▶ **Activity**
Copy out, from the data, each line containing the string "Verhalten".

Stored items

* * *

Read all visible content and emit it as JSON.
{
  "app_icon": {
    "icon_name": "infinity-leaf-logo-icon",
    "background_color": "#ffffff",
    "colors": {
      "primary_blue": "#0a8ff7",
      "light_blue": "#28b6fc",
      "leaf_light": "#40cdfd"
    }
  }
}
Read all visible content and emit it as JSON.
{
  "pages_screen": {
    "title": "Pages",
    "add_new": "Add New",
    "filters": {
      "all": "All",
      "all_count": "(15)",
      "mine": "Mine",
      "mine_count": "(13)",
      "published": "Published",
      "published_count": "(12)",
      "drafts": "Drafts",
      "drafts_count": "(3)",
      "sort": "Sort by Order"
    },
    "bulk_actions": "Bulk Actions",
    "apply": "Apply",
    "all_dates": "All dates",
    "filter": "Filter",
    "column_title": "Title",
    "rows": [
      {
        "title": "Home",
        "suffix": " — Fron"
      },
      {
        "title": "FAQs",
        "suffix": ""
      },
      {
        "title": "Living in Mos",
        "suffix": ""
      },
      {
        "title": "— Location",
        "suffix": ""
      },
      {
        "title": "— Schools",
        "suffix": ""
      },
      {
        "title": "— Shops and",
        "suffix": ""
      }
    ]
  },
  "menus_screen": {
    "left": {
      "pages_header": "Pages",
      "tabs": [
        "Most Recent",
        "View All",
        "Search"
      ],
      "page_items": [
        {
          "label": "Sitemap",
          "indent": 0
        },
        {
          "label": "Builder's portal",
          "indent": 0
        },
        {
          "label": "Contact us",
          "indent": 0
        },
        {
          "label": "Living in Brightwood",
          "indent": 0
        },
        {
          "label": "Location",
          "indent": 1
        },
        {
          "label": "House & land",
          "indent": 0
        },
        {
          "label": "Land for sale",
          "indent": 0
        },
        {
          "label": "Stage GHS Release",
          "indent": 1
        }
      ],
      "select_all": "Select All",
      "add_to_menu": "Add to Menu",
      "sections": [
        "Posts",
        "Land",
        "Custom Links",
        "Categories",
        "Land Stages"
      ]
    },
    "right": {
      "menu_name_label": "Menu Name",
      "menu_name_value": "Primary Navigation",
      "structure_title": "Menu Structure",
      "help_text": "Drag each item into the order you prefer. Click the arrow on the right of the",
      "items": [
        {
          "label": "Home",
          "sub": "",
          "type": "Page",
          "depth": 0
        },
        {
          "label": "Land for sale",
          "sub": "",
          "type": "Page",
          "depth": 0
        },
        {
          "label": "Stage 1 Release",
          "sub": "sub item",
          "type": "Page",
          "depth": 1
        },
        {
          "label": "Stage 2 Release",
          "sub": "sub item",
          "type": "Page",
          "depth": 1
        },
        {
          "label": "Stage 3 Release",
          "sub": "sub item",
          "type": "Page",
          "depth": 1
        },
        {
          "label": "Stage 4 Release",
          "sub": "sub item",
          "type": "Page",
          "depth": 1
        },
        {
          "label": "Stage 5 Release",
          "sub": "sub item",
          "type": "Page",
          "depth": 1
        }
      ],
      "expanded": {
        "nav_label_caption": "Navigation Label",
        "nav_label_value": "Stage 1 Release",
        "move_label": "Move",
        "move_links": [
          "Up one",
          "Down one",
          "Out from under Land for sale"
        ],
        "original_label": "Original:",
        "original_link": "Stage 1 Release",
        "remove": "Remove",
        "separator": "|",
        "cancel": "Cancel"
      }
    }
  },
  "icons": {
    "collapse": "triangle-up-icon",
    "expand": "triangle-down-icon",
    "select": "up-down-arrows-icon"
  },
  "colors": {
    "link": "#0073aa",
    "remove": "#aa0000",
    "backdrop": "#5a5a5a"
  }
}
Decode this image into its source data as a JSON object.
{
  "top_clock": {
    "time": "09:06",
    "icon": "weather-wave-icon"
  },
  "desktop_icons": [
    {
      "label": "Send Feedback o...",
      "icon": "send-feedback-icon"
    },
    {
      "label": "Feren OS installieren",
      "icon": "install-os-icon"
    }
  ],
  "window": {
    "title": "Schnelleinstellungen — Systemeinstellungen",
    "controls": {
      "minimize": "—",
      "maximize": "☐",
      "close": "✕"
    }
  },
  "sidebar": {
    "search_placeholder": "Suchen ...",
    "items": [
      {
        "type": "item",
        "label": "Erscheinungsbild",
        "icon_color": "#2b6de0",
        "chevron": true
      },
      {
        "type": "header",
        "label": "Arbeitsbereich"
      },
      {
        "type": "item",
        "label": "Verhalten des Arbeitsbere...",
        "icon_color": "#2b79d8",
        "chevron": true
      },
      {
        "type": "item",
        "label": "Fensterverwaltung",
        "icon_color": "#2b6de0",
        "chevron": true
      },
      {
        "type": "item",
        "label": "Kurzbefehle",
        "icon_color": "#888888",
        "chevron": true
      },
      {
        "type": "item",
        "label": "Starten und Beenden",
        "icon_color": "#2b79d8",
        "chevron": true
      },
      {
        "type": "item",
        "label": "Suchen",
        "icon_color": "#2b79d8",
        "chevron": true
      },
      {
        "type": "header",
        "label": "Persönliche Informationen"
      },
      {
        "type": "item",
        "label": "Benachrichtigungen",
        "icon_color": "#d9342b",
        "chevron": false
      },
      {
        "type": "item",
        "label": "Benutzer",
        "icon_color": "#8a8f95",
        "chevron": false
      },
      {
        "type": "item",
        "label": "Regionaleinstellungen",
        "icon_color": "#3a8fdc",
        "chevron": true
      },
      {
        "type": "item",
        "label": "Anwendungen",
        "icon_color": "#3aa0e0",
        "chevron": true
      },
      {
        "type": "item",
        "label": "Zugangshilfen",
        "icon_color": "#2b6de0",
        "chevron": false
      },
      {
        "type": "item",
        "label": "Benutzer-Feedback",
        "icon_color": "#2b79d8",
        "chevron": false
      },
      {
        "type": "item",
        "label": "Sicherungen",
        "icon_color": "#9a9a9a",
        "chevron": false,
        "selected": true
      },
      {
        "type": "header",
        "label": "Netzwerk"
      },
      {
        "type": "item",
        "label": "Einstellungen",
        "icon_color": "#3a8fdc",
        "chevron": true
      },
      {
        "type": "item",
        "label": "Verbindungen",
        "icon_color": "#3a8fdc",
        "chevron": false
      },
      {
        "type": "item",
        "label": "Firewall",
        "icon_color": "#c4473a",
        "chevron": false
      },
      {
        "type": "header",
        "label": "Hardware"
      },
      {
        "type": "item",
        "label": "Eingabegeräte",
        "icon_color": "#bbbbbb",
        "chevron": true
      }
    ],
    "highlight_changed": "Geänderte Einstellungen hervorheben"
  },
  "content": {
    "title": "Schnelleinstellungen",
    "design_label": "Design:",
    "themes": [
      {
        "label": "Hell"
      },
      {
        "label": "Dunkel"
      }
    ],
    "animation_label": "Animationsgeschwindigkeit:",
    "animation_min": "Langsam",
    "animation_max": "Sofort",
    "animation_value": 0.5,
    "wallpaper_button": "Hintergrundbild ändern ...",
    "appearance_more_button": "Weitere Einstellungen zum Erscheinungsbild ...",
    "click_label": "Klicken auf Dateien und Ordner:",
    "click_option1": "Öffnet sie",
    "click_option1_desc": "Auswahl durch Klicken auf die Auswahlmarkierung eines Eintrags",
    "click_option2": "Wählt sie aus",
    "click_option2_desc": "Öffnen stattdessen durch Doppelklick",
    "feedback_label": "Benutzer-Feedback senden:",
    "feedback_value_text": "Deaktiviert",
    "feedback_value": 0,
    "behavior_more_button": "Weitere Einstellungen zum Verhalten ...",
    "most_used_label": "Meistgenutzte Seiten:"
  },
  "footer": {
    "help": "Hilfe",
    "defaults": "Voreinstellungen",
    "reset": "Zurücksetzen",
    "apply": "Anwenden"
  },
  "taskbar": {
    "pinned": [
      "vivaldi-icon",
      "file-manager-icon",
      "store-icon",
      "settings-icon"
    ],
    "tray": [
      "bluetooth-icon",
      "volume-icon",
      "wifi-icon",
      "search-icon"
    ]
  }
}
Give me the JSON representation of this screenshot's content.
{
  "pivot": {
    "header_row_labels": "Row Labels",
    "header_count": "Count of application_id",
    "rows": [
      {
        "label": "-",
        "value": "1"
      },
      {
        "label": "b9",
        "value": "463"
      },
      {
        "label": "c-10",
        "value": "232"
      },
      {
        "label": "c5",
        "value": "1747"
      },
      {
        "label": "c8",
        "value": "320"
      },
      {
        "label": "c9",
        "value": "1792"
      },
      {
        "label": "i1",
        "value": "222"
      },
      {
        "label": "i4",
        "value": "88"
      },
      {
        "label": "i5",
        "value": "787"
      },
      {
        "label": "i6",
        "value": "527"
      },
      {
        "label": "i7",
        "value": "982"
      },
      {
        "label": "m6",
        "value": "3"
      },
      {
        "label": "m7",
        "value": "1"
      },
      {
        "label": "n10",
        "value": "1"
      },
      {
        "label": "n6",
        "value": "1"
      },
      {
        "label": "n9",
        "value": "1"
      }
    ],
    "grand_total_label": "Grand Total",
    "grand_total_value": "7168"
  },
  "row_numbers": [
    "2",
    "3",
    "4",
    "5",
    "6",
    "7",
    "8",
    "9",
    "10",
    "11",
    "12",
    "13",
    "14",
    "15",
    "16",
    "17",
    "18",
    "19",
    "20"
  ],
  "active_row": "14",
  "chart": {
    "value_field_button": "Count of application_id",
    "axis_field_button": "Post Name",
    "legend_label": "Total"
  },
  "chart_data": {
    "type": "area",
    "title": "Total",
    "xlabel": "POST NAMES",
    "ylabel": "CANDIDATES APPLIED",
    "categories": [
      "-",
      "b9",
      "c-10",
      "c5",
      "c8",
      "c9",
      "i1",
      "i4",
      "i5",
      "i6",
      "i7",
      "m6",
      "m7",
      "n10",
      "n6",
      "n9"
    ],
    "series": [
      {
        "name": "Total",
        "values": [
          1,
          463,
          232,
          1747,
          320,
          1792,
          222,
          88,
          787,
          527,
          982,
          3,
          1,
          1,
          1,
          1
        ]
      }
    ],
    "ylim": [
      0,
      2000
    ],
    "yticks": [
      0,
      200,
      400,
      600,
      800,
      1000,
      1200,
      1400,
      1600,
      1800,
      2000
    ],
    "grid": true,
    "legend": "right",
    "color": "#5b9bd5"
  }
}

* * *

▶ **Solution to this problem**
        "label": "Verhalten des Arbeitsbere...",
    "behavior_more_button": "Weitere Einstellungen zum Verhalten ...",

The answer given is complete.